However, it is a very specific path to a few projects. To fit projects into a < 200 page book for too much has been breezed over. If you follow the careful path made by the author then you can do some remarkable things with your BBB, however if you stray even slightly from that path you might find yourself frustrated.
To give an example, in the digital input over a web server project, Monk sets up the most basic of NodeJS servers. It can only serve a single page. If you try and include your own CSS (or a local js library), then your code will fail. For that matter the example fails if you are using a USB connection to your BBB. The code only works if you have followed enough to that point that your BBB is connected to the internet and you are accessing it via your network. It is awesome that anyone with BBB and a home network can press a button and see a webpage change because of it, however if that person wants to go further, they will easily find themselves having to make major changes for a relatively small difference. Rebuilding a server myself, simply to include an external CSS file to me means the example is simply not robust enough. A few more lines of code and and a few lines of explanation would make for a much better example. There are several similar issues with other projects.

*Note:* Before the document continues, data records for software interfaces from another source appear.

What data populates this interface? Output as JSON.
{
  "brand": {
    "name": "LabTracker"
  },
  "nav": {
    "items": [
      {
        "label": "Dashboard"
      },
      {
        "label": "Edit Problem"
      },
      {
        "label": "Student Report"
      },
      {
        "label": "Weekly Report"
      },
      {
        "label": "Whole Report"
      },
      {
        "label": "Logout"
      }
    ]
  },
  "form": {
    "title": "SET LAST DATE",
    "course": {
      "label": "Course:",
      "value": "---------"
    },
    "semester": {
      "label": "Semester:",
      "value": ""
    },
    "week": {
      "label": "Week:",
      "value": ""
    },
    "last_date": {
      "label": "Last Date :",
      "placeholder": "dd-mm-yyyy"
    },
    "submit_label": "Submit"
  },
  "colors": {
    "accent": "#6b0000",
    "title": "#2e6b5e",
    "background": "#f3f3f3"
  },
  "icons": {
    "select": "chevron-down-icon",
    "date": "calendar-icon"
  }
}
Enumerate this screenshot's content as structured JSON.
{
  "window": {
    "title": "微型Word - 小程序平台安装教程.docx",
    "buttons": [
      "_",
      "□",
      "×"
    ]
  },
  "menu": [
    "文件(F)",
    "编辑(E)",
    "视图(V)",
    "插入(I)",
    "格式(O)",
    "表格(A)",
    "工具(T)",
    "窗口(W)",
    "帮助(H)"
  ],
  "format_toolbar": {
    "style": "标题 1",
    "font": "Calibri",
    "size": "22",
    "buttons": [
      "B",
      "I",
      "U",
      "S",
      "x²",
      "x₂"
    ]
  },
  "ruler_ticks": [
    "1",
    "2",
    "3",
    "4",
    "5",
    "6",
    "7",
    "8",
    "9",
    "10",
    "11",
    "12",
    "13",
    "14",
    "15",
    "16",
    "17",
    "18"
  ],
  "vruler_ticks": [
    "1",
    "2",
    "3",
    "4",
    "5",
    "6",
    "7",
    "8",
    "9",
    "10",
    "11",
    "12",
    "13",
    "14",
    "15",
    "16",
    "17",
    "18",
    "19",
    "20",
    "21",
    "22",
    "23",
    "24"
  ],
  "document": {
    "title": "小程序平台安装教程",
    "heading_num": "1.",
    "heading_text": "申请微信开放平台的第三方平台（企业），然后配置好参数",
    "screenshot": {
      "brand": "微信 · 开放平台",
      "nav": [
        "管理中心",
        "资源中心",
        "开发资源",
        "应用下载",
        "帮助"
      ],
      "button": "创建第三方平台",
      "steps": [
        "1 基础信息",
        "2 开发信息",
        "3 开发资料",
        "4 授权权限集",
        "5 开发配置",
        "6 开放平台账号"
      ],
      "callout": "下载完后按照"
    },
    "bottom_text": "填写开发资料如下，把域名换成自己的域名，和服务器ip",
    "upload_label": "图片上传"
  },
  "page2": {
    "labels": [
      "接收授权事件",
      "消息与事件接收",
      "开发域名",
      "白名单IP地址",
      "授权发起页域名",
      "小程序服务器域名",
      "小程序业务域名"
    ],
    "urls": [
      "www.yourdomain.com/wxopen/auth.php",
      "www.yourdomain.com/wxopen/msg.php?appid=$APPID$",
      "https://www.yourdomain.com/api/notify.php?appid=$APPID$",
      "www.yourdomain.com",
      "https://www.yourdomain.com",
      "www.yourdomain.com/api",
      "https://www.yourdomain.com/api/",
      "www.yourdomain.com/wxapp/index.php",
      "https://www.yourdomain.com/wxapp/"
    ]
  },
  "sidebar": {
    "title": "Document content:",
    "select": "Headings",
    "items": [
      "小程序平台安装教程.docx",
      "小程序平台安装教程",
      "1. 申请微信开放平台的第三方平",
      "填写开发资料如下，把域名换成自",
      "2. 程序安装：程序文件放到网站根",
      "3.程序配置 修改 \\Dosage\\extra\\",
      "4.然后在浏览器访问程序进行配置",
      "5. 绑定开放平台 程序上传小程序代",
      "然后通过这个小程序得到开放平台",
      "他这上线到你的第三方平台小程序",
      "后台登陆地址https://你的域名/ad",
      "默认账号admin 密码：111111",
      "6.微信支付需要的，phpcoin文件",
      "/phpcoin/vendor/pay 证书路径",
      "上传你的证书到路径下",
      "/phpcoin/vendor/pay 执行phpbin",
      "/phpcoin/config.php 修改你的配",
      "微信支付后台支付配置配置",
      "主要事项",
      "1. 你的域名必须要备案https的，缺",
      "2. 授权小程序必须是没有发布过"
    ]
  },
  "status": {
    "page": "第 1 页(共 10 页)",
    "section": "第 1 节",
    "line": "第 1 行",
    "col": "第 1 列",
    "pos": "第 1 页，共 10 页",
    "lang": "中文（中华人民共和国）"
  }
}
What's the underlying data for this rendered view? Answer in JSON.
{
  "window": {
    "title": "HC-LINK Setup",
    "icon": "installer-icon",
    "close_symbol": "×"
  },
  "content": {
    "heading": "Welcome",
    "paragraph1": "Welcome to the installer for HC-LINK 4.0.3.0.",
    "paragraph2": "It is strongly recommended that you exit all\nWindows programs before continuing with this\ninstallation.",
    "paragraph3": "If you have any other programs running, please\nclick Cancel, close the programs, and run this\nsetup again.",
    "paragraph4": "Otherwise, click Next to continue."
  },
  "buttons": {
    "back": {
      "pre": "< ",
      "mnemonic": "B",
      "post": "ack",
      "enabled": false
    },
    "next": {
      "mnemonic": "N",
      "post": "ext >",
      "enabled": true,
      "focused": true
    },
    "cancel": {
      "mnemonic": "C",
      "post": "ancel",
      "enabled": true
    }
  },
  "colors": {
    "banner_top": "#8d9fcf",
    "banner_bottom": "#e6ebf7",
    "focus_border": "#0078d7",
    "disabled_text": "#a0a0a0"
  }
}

For first-timers: he includes a a few basic V=IR snippets and background on i2c parts, but glosses over PuTTY terminal usage, basic syntax, and takes a more "well, obviously" approach to explaining whys, so-whats, and what's going on heres. At one point, he offers a questionably designed example on GPIO, which could fry your board if you make a mistake. In a couple instances, he bounces between js/node and Cloud9 programming, which can get confusing for beginners. For the more seasoned vets, he includes a few good examples (especially for online connectivity), but describes in paragraphs the syntax for important functions rather than just showing a few examples of how you might use it. As a side note, the examples themselves are available for free on his github if you want to bypass the book entirely.
The price here on Amazon is awesome for this great book. If you're curious about BeagleBone Black development, you won't waste your money buying this book. Almost every section is going to have some nugget of info that you'll consider worth the ten bucks this book costs.